May be the most distant sunrise photographied in the world.
Five years ago, we managed to portray for the first time the cornices of the Alps from the Pyrenees and it was precisely this mountain our goal from the Canigó. In this new occasion the objective has been to portray it better and from further away, from the top of the Noufonts and this is the result. The Estrop partially eclipsing the great solar disk.
Perhaps the astro-landscape photographed further away on our planet, thanks to the peculiar geography that extends between the Alps and the Pyrenees, the clean air and the sun.
Milan has sent us these pictures of the Italian, Austrian and Slovenian Alps, as seen from the beautiful Slovenian village of Izola, very close to Trieste city.

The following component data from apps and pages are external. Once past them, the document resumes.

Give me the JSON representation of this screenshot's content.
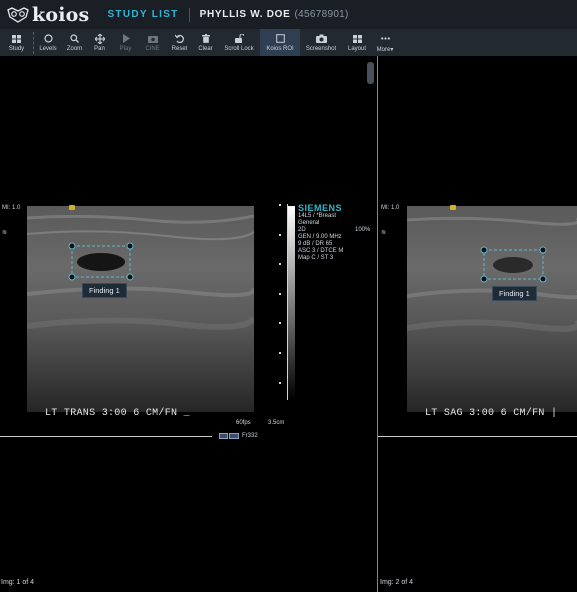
{
  "header": {
    "logo_text": "koios",
    "study_list": "STUDY LIST",
    "patient_name": "PHYLLIS W. DOE",
    "patient_id": "(45678901)"
  },
  "toolbar": [
    {
      "label": "Study",
      "icon": "grid-icon",
      "state": "normal"
    },
    {
      "label": "Levels",
      "icon": "levels-icon",
      "state": "normal"
    },
    {
      "label": "Zoom",
      "icon": "search-icon",
      "state": "normal"
    },
    {
      "label": "Pan",
      "icon": "move-icon",
      "state": "normal"
    },
    {
      "label": "Play",
      "icon": "play-icon",
      "state": "disabled"
    },
    {
      "label": "CINE",
      "icon": "cine-icon",
      "state": "disabled"
    },
    {
      "label": "Reset",
      "icon": "reset-icon",
      "state": "normal"
    },
    {
      "label": "Clear",
      "icon": "trash-icon",
      "state": "normal"
    },
    {
      "label": "Scroll Lock",
      "icon": "unlock-icon",
      "state": "normal"
    },
    {
      "label": "Koios ROI",
      "icon": "roi-square-icon",
      "state": "active"
    },
    {
      "label": "Screenshot",
      "icon": "camera-icon",
      "state": "normal"
    },
    {
      "label": "Layout",
      "icon": "layout-icon",
      "state": "normal"
    },
    {
      "label": "More▾",
      "icon": "more-icon",
      "state": "normal"
    }
  ],
  "viewport1": {
    "mi": "MI: 1.0",
    "finding_label": "Finding 1",
    "caption": "LT TRANS 3:00 6 CM/FN _",
    "fps": "60fps",
    "depth": "3.5cm",
    "frame": "Fr332",
    "img_count": "Img: 1 of 4",
    "side_marker": "≋",
    "siemens": {
      "brand": "SIEMENS",
      "lines": [
        "14L5 / *Breast",
        "General",
        "2D",
        "GEN / 9.00 MHz",
        "9 dB / DR 65",
        "ASC 3 / DTCE M",
        "Map C / ST 3"
      ],
      "percent": "100%"
    }
  },
  "viewport2": {
    "mi": "MI:  1.0",
    "finding_label": "Finding 1",
    "caption": "LT SAG 3:00 6 CM/FN |",
    "img_count": "Img: 2 of 4",
    "side_marker": "≋"
  },
  "colors": {
    "accent": "#31b6d8",
    "roi": "#5fb8cc",
    "header_bg": "#1a1f26",
    "toolbar_bg": "#232931",
    "marker": "#d6b02a"
  }
}
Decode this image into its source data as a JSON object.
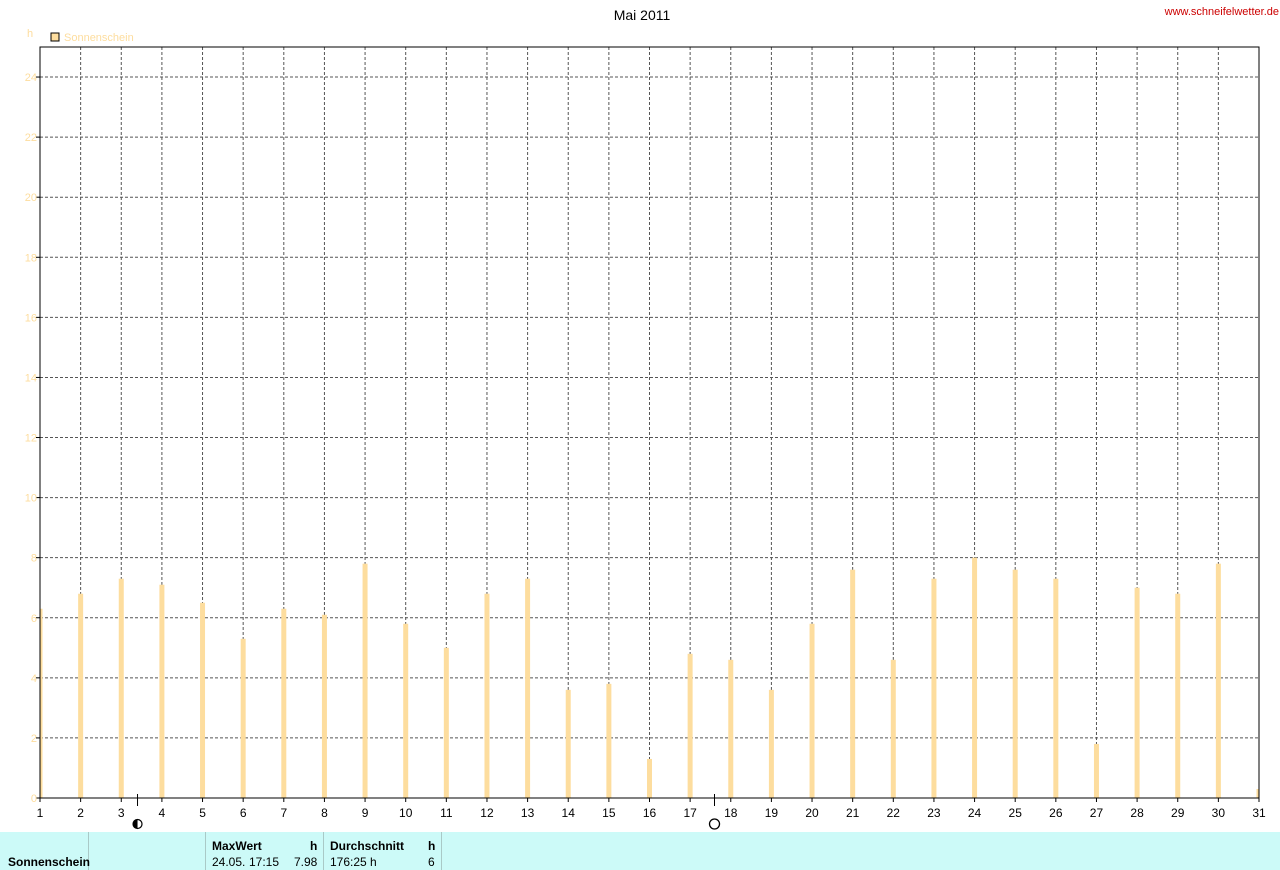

The photographs shows us a large portion of this important mountainous area rising directly above the Adriatic sea. In order to better appreciate the distant details, all original full-sized photographs have been cropped.
Regardless of whether you are travelling by plane, by car next to Chamonix or doing some trekking 200 kilometers away, it is always a shape to recognize in the horizon, and even more when the day is as clean as this one here.
Beautiful details around the peak we can see in this image: while the surroundings are still covered with shadows, the summit as already met the sun and its orange colors are starting to fill the picture.
I now wonder how amazing it would had been to see this scene from the very summit that day.